Set down each entry from the block beneath, exactly as written.

◆ RECORDS SHOWN ◆
+ + + + + + +

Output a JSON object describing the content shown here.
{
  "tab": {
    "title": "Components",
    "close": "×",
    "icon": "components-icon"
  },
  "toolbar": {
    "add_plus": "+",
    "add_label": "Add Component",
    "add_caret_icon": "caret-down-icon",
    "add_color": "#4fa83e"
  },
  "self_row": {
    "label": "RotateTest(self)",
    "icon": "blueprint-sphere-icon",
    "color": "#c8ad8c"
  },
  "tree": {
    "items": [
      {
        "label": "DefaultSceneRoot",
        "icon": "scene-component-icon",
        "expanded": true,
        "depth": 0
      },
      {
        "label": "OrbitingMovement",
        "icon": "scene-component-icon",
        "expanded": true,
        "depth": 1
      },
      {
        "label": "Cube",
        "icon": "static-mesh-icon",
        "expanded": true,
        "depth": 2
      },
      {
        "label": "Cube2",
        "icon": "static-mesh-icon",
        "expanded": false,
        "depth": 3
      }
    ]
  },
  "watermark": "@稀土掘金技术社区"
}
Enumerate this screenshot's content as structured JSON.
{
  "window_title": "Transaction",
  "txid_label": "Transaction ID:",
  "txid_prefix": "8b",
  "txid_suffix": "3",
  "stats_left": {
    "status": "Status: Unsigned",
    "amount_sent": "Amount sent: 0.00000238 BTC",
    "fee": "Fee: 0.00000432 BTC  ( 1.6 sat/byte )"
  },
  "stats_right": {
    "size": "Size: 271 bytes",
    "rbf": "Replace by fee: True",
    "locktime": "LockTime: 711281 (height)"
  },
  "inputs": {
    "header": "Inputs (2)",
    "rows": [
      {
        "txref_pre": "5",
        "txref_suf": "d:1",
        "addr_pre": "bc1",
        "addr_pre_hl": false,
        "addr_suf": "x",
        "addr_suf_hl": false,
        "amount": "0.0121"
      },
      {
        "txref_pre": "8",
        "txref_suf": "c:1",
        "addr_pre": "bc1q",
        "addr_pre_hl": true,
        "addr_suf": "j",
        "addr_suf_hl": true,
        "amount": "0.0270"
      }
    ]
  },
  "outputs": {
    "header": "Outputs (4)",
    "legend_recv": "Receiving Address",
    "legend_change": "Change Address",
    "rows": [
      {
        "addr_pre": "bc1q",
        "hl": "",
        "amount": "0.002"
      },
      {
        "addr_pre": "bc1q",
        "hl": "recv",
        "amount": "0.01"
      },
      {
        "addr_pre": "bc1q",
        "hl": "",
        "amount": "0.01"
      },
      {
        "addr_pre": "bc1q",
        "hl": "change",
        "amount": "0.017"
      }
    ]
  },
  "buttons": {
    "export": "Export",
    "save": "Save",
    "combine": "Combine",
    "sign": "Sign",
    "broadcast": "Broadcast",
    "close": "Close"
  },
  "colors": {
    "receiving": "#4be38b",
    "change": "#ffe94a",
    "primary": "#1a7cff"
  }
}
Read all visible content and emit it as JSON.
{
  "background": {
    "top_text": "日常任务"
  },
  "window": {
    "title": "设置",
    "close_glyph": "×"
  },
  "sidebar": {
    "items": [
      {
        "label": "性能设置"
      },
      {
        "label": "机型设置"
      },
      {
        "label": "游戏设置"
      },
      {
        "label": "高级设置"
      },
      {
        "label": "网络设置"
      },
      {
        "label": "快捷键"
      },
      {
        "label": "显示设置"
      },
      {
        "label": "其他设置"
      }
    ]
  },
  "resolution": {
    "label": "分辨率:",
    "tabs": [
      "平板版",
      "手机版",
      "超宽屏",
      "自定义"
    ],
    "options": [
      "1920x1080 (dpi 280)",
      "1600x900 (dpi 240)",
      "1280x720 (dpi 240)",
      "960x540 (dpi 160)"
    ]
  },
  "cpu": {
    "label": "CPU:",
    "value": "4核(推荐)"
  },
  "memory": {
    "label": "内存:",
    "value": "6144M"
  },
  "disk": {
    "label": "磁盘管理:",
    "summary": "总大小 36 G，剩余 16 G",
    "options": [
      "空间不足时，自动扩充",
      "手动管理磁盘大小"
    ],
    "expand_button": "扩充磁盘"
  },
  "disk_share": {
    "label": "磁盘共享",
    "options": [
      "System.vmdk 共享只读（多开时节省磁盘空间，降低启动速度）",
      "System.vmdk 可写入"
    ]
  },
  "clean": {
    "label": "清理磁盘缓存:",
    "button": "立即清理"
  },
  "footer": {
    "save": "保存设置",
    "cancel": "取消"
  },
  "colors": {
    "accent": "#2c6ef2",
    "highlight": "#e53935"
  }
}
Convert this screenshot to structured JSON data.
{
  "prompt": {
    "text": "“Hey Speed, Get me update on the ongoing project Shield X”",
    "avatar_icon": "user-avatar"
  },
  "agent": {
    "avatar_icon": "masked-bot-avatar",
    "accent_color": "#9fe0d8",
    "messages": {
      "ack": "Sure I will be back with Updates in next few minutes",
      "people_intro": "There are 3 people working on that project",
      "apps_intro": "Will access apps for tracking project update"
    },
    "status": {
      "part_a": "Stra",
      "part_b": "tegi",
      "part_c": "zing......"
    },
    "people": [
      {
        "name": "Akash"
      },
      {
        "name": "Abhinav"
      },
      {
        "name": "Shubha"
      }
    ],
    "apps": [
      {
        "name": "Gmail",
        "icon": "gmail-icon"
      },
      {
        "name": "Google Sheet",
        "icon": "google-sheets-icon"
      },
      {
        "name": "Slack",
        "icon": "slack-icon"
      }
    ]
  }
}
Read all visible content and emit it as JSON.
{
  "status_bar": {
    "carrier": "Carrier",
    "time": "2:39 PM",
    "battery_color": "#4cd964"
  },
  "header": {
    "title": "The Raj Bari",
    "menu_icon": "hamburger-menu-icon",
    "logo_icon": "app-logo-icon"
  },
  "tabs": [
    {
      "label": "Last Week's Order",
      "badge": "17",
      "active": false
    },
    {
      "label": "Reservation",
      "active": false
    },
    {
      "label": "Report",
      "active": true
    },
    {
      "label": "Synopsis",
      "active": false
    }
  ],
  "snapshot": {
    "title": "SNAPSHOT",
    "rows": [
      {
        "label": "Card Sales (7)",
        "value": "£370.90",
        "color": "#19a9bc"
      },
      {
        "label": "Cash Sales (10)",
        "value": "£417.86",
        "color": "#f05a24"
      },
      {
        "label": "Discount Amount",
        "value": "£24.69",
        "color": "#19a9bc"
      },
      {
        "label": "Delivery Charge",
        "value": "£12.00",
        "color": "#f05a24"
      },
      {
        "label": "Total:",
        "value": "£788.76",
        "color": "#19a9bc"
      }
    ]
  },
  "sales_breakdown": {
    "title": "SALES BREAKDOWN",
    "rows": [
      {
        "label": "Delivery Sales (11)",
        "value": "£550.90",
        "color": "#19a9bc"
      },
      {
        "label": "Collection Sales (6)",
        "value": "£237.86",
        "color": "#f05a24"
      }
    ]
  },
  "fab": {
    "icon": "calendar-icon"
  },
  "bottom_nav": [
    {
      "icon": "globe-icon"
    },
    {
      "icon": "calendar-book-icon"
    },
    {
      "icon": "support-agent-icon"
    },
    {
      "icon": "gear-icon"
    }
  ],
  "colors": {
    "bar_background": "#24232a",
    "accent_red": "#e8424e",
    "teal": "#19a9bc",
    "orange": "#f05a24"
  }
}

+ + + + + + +

◆ ANSWER SECTION ◆
Output a JSON object describing the content shown here.
{
  "tab": {
    "title": "Components",
    "close": "×",
    "icon": "components-icon"
  },
  "toolbar": {
    "add_plus": "+",
    "add_label": "Add Component",
    "add_caret_icon": "caret-down-icon",
    "add_color": "#4fa83e"
  },
  "self_row": {
    "label": "RotateTest(self)",
    "icon": "blueprint-sphere-icon",
    "color": "#c8ad8c"
  },
  "tree": {
    "items": [
      {
        "label": "DefaultSceneRoot",
        "icon": "scene-component-icon",
        "expanded": true,
        "depth": 0
      },
      {
        "label": "OrbitingMovement",
        "icon": "scene-component-icon",
        "expanded": true,
        "depth": 1
      },
      {
        "label": "Cube",
        "icon": "static-mesh-icon",
        "expanded": true,
        "depth": 2
      },
      {
        "label": "Cube2",
        "icon": "static-mesh-icon",
        "expanded": false,
        "depth": 3
      }
    ]
  },
  "watermark": "@稀土掘金技术社区"
}
Enumerate this screenshot's content as structured JSON.
{
  "window_title": "Transaction",
  "txid_label": "Transaction ID:",
  "txid_prefix": "8b",
  "txid_suffix": "3",
  "stats_left": {
    "status": "Status: Unsigned",
    "amount_sent": "Amount sent: 0.00000238 BTC",
    "fee": "Fee: 0.00000432 BTC  ( 1.6 sat/byte )"
  },
  "stats_right": {
    "size": "Size: 271 bytes",
    "rbf": "Replace by fee: True",
    "locktime": "LockTime: 711281 (height)"
  },
  "inputs": {
    "header": "Inputs (2)",
    "rows": [
      {
        "txref_pre": "5",
        "txref_suf": "d:1",
        "addr_pre": "bc1",
        "addr_pre_hl": false,
        "addr_suf": "x",
        "addr_suf_hl": false,
        "amount": "0.0121"
      },
      {
        "txref_pre": "8",
        "txref_suf": "c:1",
        "addr_pre": "bc1q",
        "addr_pre_hl": true,
        "addr_suf": "j",
        "addr_suf_hl": true,
        "amount": "0.0270"
      }
    ]
  },
  "outputs": {
    "header": "Outputs (4)",
    "legend_recv": "Receiving Address",
    "legend_change": "Change Address",
    "rows": [
      {
        "addr_pre": "bc1q",
        "hl": "",
        "amount": "0.002"
      },
      {
        "addr_pre": "bc1q",
        "hl": "recv",
        "amount": "0.01"
      },
      {
        "addr_pre": "bc1q",
        "hl": "",
        "amount": "0.01"
      },
      {
        "addr_pre": "bc1q",
        "hl": "change",
        "amount": "0.017"
      }
    ]
  },
  "buttons": {
    "export": "Export",
    "save": "Save",
    "combine": "Combine",
    "sign": "Sign",
    "broadcast": "Broadcast",
    "close": "Close"
  },
  "colors": {
    "receiving": "#4be38b",
    "change": "#ffe94a",
    "primary": "#1a7cff"
  }
}
Read all visible content and emit it as JSON.
{
  "background": {
    "top_text": "日常任务"
  },
  "window": {
    "title": "设置",
    "close_glyph": "×"
  },
  "sidebar": {
    "items": [
      {
        "label": "性能设置"
      },
      {
        "label": "机型设置"
      },
      {
        "label": "游戏设置"
      },
      {
        "label": "高级设置"
      },
      {
        "label": "网络设置"
      },
      {
        "label": "快捷键"
      },
      {
        "label": "显示设置"
      },
      {
        "label": "其他设置"
      }
    ]
  },
  "resolution": {
    "label": "分辨率:",
    "tabs": [
      "平板版",
      "手机版",
      "超宽屏",
      "自定义"
    ],
    "options": [
      "1920x1080 (dpi 280)",
      "1600x900 (dpi 240)",
      "1280x720 (dpi 240)",
      "960x540 (dpi 160)"
    ]
  },
  "cpu": {
    "label": "CPU:",
    "value": "4核(推荐)"
  },
  "memory": {
    "label": "内存:",
    "value": "6144M"
  },
  "disk": {
    "label": "磁盘管理:",
    "summary": "总大小 36 G，剩余 16 G",
    "options": [
      "空间不足时，自动扩充",
      "手动管理磁盘大小"
    ],
    "expand_button": "扩充磁盘"
  },
  "disk_share": {
    "label": "磁盘共享",
    "options": [
      "System.vmdk 共享只读（多开时节省磁盘空间，降低启动速度）",
      "System.vmdk 可写入"
    ]
  },
  "clean": {
    "label": "清理磁盘缓存:",
    "button": "立即清理"
  },
  "footer": {
    "save": "保存设置",
    "cancel": "取消"
  },
  "colors": {
    "accent": "#2c6ef2",
    "highlight": "#e53935"
  }
}
Convert this screenshot to structured JSON data.
{
  "prompt": {
    "text": "“Hey Speed, Get me update on the ongoing project Shield X”",
    "avatar_icon": "user-avatar"
  },
  "agent": {
    "avatar_icon": "masked-bot-avatar",
    "accent_color": "#9fe0d8",
    "messages": {
      "ack": "Sure I will be back with Updates in next few minutes",
      "people_intro": "There are 3 people working on that project",
      "apps_intro": "Will access apps for tracking project update"
    },
    "status": {
      "part_a": "Stra",
      "part_b": "tegi",
      "part_c": "zing......"
    },
    "people": [
      {
        "name": "Akash"
      },
      {
        "name": "Abhinav"
      },
      {
        "name": "Shubha"
      }
    ],
    "apps": [
      {
        "name": "Gmail",
        "icon": "gmail-icon"
      },
      {
        "name": "Google Sheet",
        "icon": "google-sheets-icon"
      },
      {
        "name": "Slack",
        "icon": "slack-icon"
      }
    ]
  }
}
Read all visible content and emit it as JSON.
{
  "status_bar": {
    "carrier": "Carrier",
    "time": "2:39 PM",
    "battery_color": "#4cd964"
  },
  "header": {
    "title": "The Raj Bari",
    "menu_icon": "hamburger-menu-icon",
    "logo_icon": "app-logo-icon"
  },
  "tabs": [
    {
      "label": "Last Week's Order",
      "badge": "17",
      "active": false
    },
    {
      "label": "Reservation",
      "active": false
    },
    {
      "label": "Report",
      "active": true
    },
    {
      "label": "Synopsis",
      "active": false
    }
  ],
  "snapshot": {
    "title": "SNAPSHOT",
    "rows": [
      {
        "label": "Card Sales (7)",
        "value": "£370.90",
        "color": "#19a9bc"
      },
      {
        "label": "Cash Sales (10)",
        "value": "£417.86",
        "color": "#f05a24"
      },
      {
        "label": "Discount Amount",
        "value": "£24.69",
        "color": "#19a9bc"
      },
      {
        "label": "Delivery Charge",
        "value": "£12.00",
        "color": "#f05a24"
      },
      {
        "label": "Total:",
        "value": "£788.76",
        "color": "#19a9bc"
      }
    ]
  },
  "sales_breakdown": {
    "title": "SALES BREAKDOWN",
    "rows": [
      {
        "label": "Delivery Sales (11)",
        "value": "£550.90",
        "color": "#19a9bc"
      },
      {
        "label": "Collection Sales (6)",
        "value": "£237.86",
        "color": "#f05a24"
      }
    ]
  },
  "fab": {
    "icon": "calendar-icon"
  },
  "bottom_nav": [
    {
      "icon": "globe-icon"
    },
    {
      "icon": "calendar-book-icon"
    },
    {
      "icon": "support-agent-icon"
    },
    {
      "icon": "gear-icon"
    }
  ],
  "colors": {
    "bar_background": "#24232a",
    "accent_red": "#e8424e",
    "teal": "#19a9bc",
    "orange": "#f05a24"
  }
}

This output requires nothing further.